Joanna C. Pessolano, M.D., assistant professor of obstetrics and gynecology and site director for ob/gyn at Westchester Medical Center and Richmond University Center gave an inspirational keynote address and offered some advice to the class, “ Remember that you are a remarkable person—be proud—and remember that you are a lucky person—be humble.”
She also addressed the issue of patient safety and referred to a May 3, 2016 New York Times headline, “Medical Errors May Cause Over 250,000 Deaths a Year." “This headline news was not news at all,” Dr. Pessolano said. “Estimates of preventable medical error were first published in 1999 in the Institute of Medicine report To Err is Human. Between 200,000 and 400,000 patients die each year in U.S. hospitals from preventable medical errors.

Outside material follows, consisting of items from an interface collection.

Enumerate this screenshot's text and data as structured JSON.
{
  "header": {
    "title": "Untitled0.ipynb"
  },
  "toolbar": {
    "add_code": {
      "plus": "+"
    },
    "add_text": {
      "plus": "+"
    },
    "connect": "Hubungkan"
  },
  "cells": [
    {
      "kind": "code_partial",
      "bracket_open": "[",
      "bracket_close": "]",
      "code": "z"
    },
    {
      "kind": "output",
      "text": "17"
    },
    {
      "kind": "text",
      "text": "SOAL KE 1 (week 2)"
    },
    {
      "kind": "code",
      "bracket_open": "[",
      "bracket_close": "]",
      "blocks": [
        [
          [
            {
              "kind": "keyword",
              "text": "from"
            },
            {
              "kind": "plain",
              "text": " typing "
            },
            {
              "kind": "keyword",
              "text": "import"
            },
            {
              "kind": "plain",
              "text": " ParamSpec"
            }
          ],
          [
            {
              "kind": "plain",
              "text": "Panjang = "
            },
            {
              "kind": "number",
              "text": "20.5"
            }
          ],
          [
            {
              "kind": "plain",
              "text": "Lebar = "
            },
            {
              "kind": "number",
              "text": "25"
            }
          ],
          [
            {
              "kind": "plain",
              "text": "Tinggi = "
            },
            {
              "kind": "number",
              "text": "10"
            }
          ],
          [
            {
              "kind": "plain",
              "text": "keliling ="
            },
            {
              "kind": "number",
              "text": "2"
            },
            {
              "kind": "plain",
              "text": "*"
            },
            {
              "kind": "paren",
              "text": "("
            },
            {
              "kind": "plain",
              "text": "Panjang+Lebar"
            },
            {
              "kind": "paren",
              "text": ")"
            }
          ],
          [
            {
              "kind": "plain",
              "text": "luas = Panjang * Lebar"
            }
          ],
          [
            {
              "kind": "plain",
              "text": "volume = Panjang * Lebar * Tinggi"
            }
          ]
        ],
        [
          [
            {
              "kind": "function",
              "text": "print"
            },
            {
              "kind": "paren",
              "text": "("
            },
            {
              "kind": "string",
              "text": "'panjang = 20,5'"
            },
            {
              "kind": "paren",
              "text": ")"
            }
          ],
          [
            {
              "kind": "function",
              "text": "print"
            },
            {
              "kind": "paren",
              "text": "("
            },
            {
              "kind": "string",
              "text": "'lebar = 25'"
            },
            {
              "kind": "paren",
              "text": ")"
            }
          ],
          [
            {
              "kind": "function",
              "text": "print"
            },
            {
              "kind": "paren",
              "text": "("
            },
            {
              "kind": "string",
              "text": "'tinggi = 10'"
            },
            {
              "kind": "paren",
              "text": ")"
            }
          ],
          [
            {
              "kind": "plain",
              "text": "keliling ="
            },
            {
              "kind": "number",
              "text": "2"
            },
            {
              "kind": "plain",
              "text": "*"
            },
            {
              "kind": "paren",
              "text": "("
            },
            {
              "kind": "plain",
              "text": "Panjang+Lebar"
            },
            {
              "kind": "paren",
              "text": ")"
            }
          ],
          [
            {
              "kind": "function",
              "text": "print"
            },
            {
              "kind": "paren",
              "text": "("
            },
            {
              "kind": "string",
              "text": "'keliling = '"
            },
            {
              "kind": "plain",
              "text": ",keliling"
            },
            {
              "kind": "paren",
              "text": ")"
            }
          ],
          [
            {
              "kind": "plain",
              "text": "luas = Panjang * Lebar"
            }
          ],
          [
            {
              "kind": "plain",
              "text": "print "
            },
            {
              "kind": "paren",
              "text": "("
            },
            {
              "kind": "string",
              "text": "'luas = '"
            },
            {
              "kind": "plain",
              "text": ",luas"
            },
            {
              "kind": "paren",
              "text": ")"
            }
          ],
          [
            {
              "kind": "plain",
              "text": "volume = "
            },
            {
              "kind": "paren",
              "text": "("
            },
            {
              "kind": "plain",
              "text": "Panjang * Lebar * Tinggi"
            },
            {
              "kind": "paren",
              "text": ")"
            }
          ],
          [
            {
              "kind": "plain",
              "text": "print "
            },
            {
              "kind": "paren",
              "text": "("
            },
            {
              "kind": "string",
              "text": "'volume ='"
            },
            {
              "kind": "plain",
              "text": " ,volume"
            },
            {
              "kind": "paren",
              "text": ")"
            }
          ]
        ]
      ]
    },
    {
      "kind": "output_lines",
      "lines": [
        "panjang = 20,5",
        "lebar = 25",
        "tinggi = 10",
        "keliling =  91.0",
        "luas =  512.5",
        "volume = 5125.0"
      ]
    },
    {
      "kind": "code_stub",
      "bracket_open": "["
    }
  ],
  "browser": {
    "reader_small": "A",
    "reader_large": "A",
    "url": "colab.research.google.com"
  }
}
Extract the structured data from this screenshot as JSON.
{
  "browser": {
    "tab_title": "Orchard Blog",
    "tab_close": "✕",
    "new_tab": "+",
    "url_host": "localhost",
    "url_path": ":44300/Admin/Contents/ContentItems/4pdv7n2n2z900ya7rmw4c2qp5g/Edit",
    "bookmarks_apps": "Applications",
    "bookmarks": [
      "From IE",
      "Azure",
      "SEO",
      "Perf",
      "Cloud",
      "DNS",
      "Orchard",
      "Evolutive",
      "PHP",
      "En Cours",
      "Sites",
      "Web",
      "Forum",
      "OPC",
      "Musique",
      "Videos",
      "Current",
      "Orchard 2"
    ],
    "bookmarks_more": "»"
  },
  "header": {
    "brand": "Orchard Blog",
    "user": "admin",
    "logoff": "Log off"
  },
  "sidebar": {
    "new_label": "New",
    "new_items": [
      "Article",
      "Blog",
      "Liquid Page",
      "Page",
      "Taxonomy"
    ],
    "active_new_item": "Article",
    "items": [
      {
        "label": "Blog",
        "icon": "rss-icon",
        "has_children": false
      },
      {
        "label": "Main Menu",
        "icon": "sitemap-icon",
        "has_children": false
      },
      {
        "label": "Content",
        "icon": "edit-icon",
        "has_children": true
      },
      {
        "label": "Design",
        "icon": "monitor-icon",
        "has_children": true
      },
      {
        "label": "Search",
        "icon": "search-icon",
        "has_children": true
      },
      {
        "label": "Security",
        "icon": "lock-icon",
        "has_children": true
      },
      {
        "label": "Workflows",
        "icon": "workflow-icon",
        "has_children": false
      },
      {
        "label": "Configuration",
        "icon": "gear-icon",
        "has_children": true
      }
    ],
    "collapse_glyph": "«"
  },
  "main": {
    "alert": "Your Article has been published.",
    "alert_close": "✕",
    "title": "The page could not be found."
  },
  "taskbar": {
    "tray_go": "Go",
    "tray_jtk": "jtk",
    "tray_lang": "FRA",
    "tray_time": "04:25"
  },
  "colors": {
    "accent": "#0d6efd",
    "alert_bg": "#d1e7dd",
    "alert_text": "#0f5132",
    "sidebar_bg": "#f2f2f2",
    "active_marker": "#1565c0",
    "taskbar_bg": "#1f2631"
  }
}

“I believe being a humanistic physician going forward must include awareness of this issue and activism on your part to move this number down. Use the humanistic qualities that brought you to medical school and that we are celebrating in these residents today and combine those qualities with an awareness of this larger problem and the skills you are learning. Become a force in the patient safety movement.
“Remember as you start the clinical years next week: use your privilege, use your access and use your power to become the leader that your patients deserve and the kind of safe provider that you would want for your family,” Dr. Pessolano told the Class of 2018.
The Class of 2018 then took a student oath to acknowledge the responsibilities of the medical profession and their willingness to assume such obligations providing a private moment of reflection and a public acceptance of these values.
The ceremony concluded with the presentation of the Gold Foundation’s Humanism and Excellence in Teaching Awards to six residents selected by the outgoing third-year class for their demonstration of commitment to teaching and compassionate treatment of patients and families, students and colleagues. This year’s honorees were: Christopher W. Meaden, M.D., M.S., Department of Emergency Medicine, Saint Joseph’s Regional Medical Center; Jennifer Stark, D.O., Department of Surgery, Saint Joseph’s Regional Medical Center; Juan Carlos Geronimo, M.D., Department of Surgery, Metropolitan Hospital Center; Joshua Feldman, D.O., Department of Internal Medicine, Westchester Medical Center; Praise Augustus-Cange, M.D., Department of Obstetrics and Gynecology, Westchester Medical Center; and Caroline Marchand, D.O., Department of Obstetrics and Gynecology, Richmond University Hospital.
The Class of 2018 also received a gift from the Class of 2017 in the form of a booklet offering survival tips and written reflections to help them become humanistic physicians who embody the principles of professionalism.